Cult Toons is a show that is difficult to describe in a few words. In fact, it’s difficult to describe in a lot of words. When I had On Digital, I used to enjoy watching Cartoon Network. In 1999, they had a late-night strand called AKA where they showed some classic cartoons plus original show Cult Toonsvlcsnap-00261

The show would feature old episodes of Hanna-Barbera cartoons such as The Hair Bear Bunch, The Perils Of Penelope Pitstop and Hong Kong Phooey. But what made it different was that these cartoons would be spliced with various random clips, meaning that the cartoons would be remixed to create something rather strange. vlcsnap-00268

The choice of clips were very odd, coming from various old cartoons, blaxploitation films and pop videos.

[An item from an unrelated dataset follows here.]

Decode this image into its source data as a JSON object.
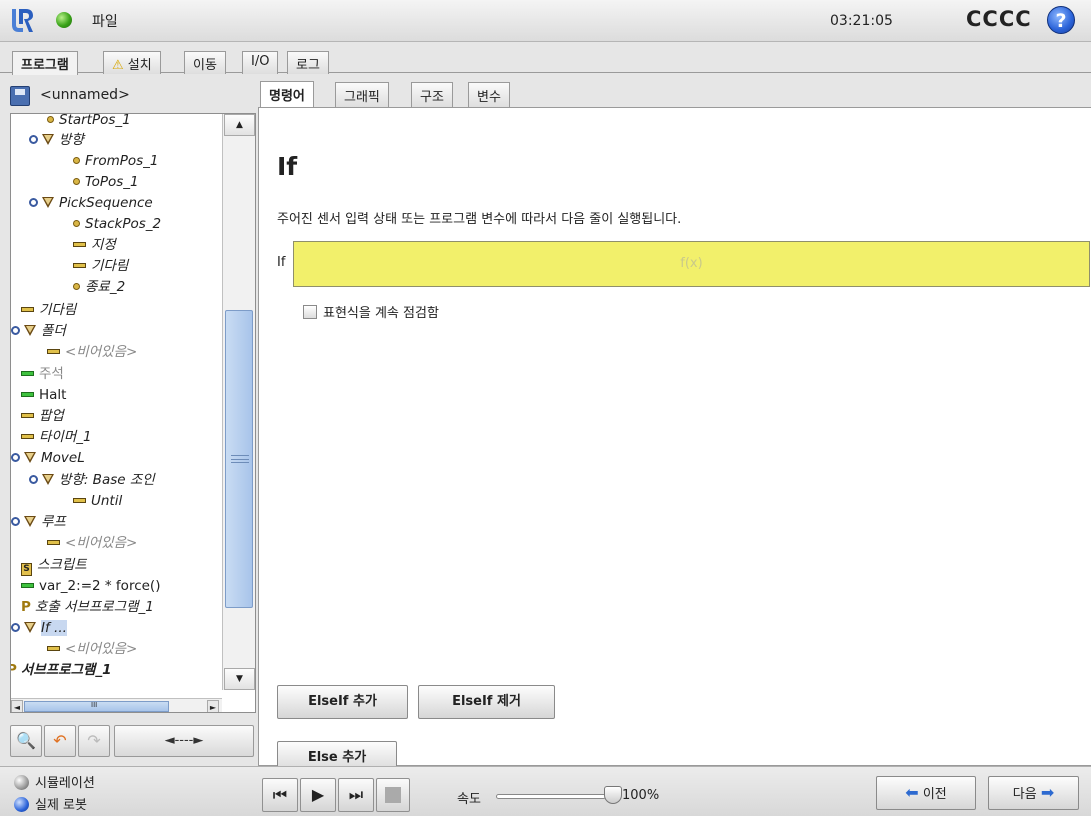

So for example, if something happened in the cartoon, it would suddenly go to a clip of Daffy Duck saying “yes?”, Mr T saying “this is serious”, or other weird out-of-context clips. vlcsnap-00269

They also frequently used “they’ve put him in a trance!”, “you’re not serious, are you?”, “oh boy, some adventure at last!” and “you’ll pardon an unscientific wow… wow”. I had no idea where they found these clips from or what has happening half the time, I’ve never seen anything else like it on TV, it was terrific. vlcsnap-00266

I also remember pop stars of the time turning up to plug their singles including, this being 1999, the famous for five minutes indie group Gay Dad, leading to a segment where the title sequence of old cartoon Wait Till Your Father Gets Home was edited to go Wait Till Your Gay Dad Gets Home, I suppose you had to be there. vlcsnap-00272

I’ve always enjoyed shows that are rather odd, and this became my favourite programme on Cartoon Network, even ahead of the equally terrifically weird Space Ghost Coast To Coast and Cow & Chicken which I’ll be reviewing soon. I’d go so far as to say that it was one of my all-time favourite programmes of the On Digital era, right up there with some of the UK Play shows, and I still love it after all these years. vlcsnap-00263

So is Cult Toons another obscure lost classic of a TV show?

“I think you might be right”. vlcsnap-00264